Whilst markets have stumbled in the last couple of months fretting about inflation, this is likely to be short-lived as a resumption of more normal pedestrian growth levels resume in 2022. The transformation of every area of our lives by technology will continue, whether the drive for clean energy, protecting the climate, digital innovation or medical science; as such, companies delivering higher levels of growth will continue to command a premium, particularly when growth becomes more scarce as taxes begin to rise in 2023. Analysts are forecasting strong growth in earnings from technology companies over the next two years.

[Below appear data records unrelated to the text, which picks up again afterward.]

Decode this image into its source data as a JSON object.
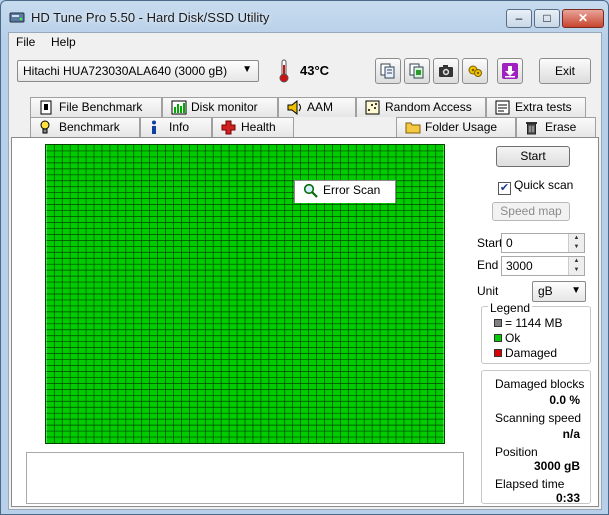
{
  "window": {
    "title": "HD Tune Pro 5.50 - Hard Disk/SSD Utility",
    "minimize": "–",
    "maximize": "□",
    "close": "✕"
  },
  "menu": {
    "file": "File",
    "help": "Help"
  },
  "toolbar": {
    "drive": "Hitachi HUA723030ALA640 (3000 gB)",
    "temperature": "43°C",
    "buttons": [
      "copy-info-icon",
      "copy-text-icon",
      "screenshot-icon",
      "options-icon",
      "save-icon"
    ],
    "exit_label": "Exit"
  },
  "tabs": {
    "row1": [
      "File Benchmark",
      "Disk monitor",
      "AAM",
      "Random Access",
      "Extra tests"
    ],
    "row2": [
      "Benchmark",
      "Info",
      "Health",
      "Error Scan",
      "Folder Usage",
      "Erase"
    ],
    "active": "Error Scan"
  },
  "scan": {
    "block_color_ok": "#00cc00",
    "grid_line_color": "#004400",
    "start_button": "Start",
    "quick_scan_label": "Quick scan",
    "quick_scan_checked": true,
    "speed_map_button": "Speed map",
    "start_label": "Start",
    "start_value": "0",
    "end_label": "End",
    "end_value": "3000",
    "unit_label": "Unit",
    "unit_value": "gB",
    "log_text": ""
  },
  "legend": {
    "title": "Legend",
    "items": [
      {
        "label": "= 1144 MB",
        "color": "#808080"
      },
      {
        "label": "Ok",
        "color": "#00cc00"
      },
      {
        "label": "Damaged",
        "color": "#dd0000"
      }
    ]
  },
  "stats": {
    "damaged_blocks_label": "Damaged blocks",
    "damaged_blocks_value": "0.0 %",
    "scanning_speed_label": "Scanning speed",
    "scanning_speed_value": "n/a",
    "position_label": "Position",
    "position_value": "3000 gB",
    "elapsed_label": "Elapsed time",
    "elapsed_value": "0:33"
  }
}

Balancing Coronavirus Control with Economic Impact
In the short-term, the main concern remains the third and fourth waves of coronavirus in the EU and Japan and the efficacy of the global vaccination programmes as well as the risk of virus mutations, so as to permit the re-opening of the global economy and the Olympic games. There is also the ongoing balancing act of central banks and governments modulating stimulus measures so the private sector can pick up the baton, whilst preventing an overheating as demand returns.
Looking further ahead, there is the big issue of how the pandemic will be paid for with higher taxes and concerns about high levels of debt impacting on future growth. But, the outlook for now is positive as optimism about the recovery dominates the agenda.
Please note, our Market Overview & Outlook is our view of markets and does not constitute investment advice. Past performance is not necessarily an indication of future returns; the value of investments and any income from them is not guaranteed and can fall as well as rise. Overseas investments are affected by currency movements and exchange rates. If you would like investment advice on your individual circumstances, please do not hesitate to get in touch, telephone 01392 875500, info@SeabrookClark.co.uk